How to Manage a Poorly Performing Salesperson
In a small business you can only be as strong as your weakest link, and a poor performing salesperson can seriously jeopardise your future...
For many small business managers, performance management is one of their least favourite jobs – it conjures up memories of awkward conversations, anger, defensiveness and finger pointing – situations that they would much rather avoid.
But the fact is, a small business can carry no passengers – especially when it comes to sales, where poor performance can acutely impact the bottom line.
However, addressing poorly performing salespeople needn’t be a headache. Done right, it should be a positive experience for both parties that ultimately results in happier staff and a more profitable business – a win/ win for both parties. The key is to follow this formulaic process, which can be replicated across all departments of the business:

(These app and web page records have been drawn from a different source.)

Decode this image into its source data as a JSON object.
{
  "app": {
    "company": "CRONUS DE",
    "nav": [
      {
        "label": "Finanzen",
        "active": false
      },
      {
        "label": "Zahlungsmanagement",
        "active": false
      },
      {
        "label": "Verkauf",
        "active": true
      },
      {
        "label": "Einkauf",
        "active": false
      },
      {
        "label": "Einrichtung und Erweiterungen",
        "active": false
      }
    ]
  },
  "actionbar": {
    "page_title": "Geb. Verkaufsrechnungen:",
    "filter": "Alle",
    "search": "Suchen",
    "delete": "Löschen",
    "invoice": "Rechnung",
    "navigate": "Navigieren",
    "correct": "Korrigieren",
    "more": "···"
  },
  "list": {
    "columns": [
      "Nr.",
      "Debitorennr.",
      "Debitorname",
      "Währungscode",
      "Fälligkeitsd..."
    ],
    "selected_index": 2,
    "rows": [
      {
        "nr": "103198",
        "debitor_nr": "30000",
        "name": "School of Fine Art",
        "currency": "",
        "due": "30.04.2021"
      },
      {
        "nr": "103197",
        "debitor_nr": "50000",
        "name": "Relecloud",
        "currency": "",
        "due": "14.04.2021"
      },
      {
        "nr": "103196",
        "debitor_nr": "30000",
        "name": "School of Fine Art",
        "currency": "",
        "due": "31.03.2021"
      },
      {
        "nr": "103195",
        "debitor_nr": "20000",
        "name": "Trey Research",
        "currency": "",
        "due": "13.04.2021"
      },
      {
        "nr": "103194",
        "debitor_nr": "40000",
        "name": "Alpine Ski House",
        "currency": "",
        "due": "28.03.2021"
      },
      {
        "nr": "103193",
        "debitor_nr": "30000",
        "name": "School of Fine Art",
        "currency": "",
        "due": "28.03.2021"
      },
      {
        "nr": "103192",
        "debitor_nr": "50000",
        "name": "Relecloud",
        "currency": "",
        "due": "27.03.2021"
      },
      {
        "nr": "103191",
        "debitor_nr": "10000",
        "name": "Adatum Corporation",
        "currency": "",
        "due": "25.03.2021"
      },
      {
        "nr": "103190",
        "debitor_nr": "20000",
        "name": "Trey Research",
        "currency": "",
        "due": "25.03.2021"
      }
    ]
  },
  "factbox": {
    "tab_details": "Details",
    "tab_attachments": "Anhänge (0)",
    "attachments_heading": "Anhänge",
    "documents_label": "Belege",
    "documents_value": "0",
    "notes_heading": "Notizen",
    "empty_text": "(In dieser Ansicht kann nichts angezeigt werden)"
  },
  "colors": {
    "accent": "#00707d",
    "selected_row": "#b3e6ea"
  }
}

- Defining performance
- Tactics for managing behaviours
- Your role in developing employees
For performance management to be successful, both the salesperson and manager need to be clear on what constitutes ‘poor performance.’ It cannot be simply based upon ‘the salesperson isn’t converting enough sales’ – there must be a structure and system of what is expected of both parties that is objective and not subjective.
Mutual mystification will make any form of performance management impossible – only when salespeople know what is expected of them can they be held accountable. To put this into place you need to align salespeople with both leading and lagging indicators. In sales a lagging indicator is what have they sold this quarter; leading indicators are the activities that they need to do to get future business in.
To put this into context – of course a successful salesperson should be converting sales, but they also need to spend time building a pipeline. This is a common trap that both managers and salespeople fall into – they put the onus on immediate opportunities, rather than investing effort and resources into future business.
If a salesperson is only being judged on what they are converting, then it stands to reason they will not be putting considerable effort into the longer-term contracts. By ensuring that the salesperson is being measured on both it means that the business can plan and forecast future business successfully – and ultimately the salesperson is less likely to feel demotivated and performance issues can be automatically negated.
Tactics for managing behaviours
For salespeople having targets for lagging and leading indicators certainly provides some clarity for both parties when it comes to identifying poor performance, but it is essential that these targets are realistic and achievable; and can be evidenced and measured.
The business also needs to consider how they can move from negative reinforcement to positive – so as well as having systems to address poor performance, they should also have processes for rewarding salespeople that are exceeding their KPIs. It is well evidenced that employees are infinitely more motivated by the carrot not the stick – meetings that focus on how the business will reward, rather than penalise, performance will shift the mind-set of the salespeople from fear to incentivisation.
It is also crucial to ensure that salespeople aren’t just measured by targets – they must also be managed via their “behaviours,” not just their results. Behaviours are the skills and way in which people work that will enable them to be successful in their role.
A good way to think about this is the fundamental difference between ‘saviours vs. systems’ – someone who is naturally gifted at sales will thrive if they are just measured by sales targets, but this isn’t necessarily good for the team or company. These people tend to do more harm than good – they are also less likely to follow rules and be a team player.
Because they keep closing their maverick behavior will be tolerated, which will ultimately disrupt the workplace and cause unhappiness among staff, as they are innately talented they cannot teach others their skills. They are also less likely to loyal – quickly being tempted away by a competitor, taking their contacts with them.
By measuring behaviours, such as attention to detail (so documenting how they are following systems), communication etc., you are reinforcing and measuring the skills they need to perform well. It will also highlight areas of weaknesses and lack of skills that can be addressed via coaching or training.
Your role in developing employees
Lastly, as the manager you must take ultimate responsibility for the performance of your salespeople. Ideally, your salespeople should be assessed and given a development plan on day one. Your salespeople are the lifeblood of the business – they deserve you spending the time to identify the conceptual issues that could hold them back, and to be given the clarity they need on KPIs for lagging/ leading indicators and behaviours.
With this in place, you will feel much more in control when it comes to performance management and, crucially, it will be a much more positive experience for all parties.
Shaun Thomson is CEO of Sandler Training UK